During the Reagan National Defense Forum on Saturday, Secretary of Defense Lloyd Austin issued a warning, stating that Israel could potentially face a “strategic defeat” if it did not exercise greater caution in its approach to combatting Hamas. He emphasized that such actions might lead more Palestinians to support the terrorist group.
Pentagon chief warns Israel of ‘strategic defeat’ pic.twitter.com/plPi9sZWsz— COMBATE |🇵🇷 (@upholdreality) December 3, 2023
During the Reagan National Defense Forum, Secretary of Defense Lloyd Austin issued a warning about the potential for Israel to face a “strategic defeat” in its conflict with Hamas if not approached with caution. However, it’s worth noting that Austin may not be fully aware that the majority of Palestinians already express support for Hamas, as indicated by a recent wartime poll conducted by Birzeit University’s Arab World for Research & Development (AWRAD). The poll, conducted in Gaza and the West Bank last month, revealed that 59% strongly supported or supported to some extent the October 7 attacks carried out by Hamas-led factions. Additionally, 76% of respondents expressed support for Hamas.
It’s important to consider the limitations of the poll due to the absence of free speech in Hamas-controlled Gaza and Palestinian Authority-controlled areas of the West Bank. Despite these limitations, the results underscore the notable level of support for Hamas among Palestinians. Furthermore, historical data, such as the 2006 parliamentary elections, also indicate significant support for Hamas among the Palestinian population.
Moreover, Austin’s warning may not fully account for the fact that Palestinian civilians from Gaza actively participated in the October 7 Hamas-led attacks, and some even celebrated these atrocities. The visual evidence of mobs cheering terrorists who returned with hostages and engaging in the abuse of the bodies of deceased Israelis was widely documented.
In the context of his warning, Austin drew parallels with the U.S. experience in fighting ISIS, suggesting that lessons learned from that conflict could be applied to Israel’s situation:
Israel is in a hard fight against a cruel enemy, in one of the most densely populated areas on Earth.
But democracies like ours are stronger and more secure when we uphold the law of war.

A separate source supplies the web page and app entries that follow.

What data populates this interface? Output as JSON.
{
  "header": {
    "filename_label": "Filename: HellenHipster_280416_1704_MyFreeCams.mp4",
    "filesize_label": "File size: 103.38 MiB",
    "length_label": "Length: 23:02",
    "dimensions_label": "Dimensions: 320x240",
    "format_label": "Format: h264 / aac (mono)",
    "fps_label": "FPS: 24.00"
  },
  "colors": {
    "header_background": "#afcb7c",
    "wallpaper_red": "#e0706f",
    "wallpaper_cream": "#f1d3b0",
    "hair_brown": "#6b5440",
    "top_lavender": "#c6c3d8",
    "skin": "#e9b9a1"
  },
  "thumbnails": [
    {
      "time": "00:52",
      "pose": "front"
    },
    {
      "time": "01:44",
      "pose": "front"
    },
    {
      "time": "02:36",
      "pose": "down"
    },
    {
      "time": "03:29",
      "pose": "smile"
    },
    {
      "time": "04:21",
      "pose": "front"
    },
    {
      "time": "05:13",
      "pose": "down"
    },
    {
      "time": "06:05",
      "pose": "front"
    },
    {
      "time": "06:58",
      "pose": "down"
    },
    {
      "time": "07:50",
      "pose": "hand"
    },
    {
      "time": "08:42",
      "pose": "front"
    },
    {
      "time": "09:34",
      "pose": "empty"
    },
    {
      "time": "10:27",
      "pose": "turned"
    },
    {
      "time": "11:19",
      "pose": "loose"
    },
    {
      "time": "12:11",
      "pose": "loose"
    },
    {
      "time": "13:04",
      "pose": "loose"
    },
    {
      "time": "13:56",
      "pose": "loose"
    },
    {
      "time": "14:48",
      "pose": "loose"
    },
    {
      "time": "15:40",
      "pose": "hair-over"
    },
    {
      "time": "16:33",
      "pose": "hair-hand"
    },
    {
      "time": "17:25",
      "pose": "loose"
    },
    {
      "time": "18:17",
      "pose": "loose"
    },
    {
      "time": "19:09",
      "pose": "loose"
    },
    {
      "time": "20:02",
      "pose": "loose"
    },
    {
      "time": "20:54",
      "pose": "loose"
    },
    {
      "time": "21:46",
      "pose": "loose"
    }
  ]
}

So we will continue to press Israel to protect civilians and to ensure the robust flow of humanitarian aid.
First and foremost, that’s the right thing to do. But it’s also good strategy.
You know, I learned a thing or two about urban warfare from my time fighting in Iraq and leading the campaign to defeat ISIS.
Like Hamas, ISIS was deeply embedded in urban areas. And the international coalition against ISIS worked hard to protect civilians and create humanitarian corridors, even during the toughest battles.
So the lesson is not that you can win in urban warfare by protecting civilians. The lesson is that you can only win in urban warfare by protecting civilians.
You see, in this kind of a fight, the center of gravity is the civilian population. And if you drive them into the arms of the enemy, you replace a tactical victory with a strategic defeat.
So I have repeatedly made clear to Israel’s leaders that protecting Palestinian civilians in Gaza is both a moral responsibility and a strategic imperative.
And so I have personally pushed Israeli leaders to avoid civilian casualties, and to shun irresponsible rhetoric, and to prevent violence by settlers in the West Bank, and to dramatically expand access to humanitarian aid.
This week, a U.S. Air Force C-17 airlifted more than 54,000 pounds of U.N. medical supplies, warm clothing, and food to the people of Gaza—and we expect more such flights in the days ahead.
And so two things are true: any state has a duty to respond to a terrorist attack like October 7th. And every state has a duty to protect civilians during armed conflict.
And so that’s crucial as Israel works to dismantle the Hamas terrorist infrastructure in Gaza. And it will also be crucial for our work with our allies and partners after the conflict ends.
While Secretary of Defense Austin implied that the U.S. could impart knowledge to Israel about combating terrorists in urban settings, historical accounts reveal that it was, in fact, Israel that provided valuable lessons to the U.S. on this front. The New York Times, in a 2003 report, highlighted how the U.S. extensively studied Israel’s tactics employed during Operation Defensive Shield in 2002, particularly in the city of Jenin.
In this operation, Israeli commandos demonstrated a proactive approach by penetrating the heart of the city and fighting their way out, as opposed to the conventional method. They strategically created openings in walls to engage in house-to-house combat, minimizing exposure to outdoor threats. Israel’s experiences in urban warfare proved influential in shaping the U.S. military’s approach to similar challenges.